[Start of section]
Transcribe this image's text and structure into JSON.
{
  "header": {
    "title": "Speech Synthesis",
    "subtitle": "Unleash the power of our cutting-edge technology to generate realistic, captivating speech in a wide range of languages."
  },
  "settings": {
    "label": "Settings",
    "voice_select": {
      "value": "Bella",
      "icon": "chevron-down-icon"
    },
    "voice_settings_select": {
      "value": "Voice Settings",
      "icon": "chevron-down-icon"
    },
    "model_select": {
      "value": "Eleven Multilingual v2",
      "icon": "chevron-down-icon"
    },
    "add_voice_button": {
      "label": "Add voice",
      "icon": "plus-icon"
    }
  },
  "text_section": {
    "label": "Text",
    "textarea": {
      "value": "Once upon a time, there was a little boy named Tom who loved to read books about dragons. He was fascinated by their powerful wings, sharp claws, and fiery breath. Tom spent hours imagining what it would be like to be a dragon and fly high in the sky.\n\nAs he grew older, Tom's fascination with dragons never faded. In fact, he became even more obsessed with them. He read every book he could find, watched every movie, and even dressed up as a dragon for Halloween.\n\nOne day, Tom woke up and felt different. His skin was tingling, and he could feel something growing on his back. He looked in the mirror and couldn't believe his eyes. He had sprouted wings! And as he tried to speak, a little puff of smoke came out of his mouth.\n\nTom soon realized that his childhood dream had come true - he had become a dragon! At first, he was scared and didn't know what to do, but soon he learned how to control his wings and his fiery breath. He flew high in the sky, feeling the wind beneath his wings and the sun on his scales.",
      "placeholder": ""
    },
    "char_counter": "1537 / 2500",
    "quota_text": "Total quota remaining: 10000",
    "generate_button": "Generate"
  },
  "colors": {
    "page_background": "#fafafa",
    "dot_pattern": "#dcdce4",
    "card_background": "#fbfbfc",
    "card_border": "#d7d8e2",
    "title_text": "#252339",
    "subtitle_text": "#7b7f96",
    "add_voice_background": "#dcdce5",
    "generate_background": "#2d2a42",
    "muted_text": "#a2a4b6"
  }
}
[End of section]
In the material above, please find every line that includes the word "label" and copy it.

    "label": "Settings",
      "label": "Add voice",
    "label": "Text",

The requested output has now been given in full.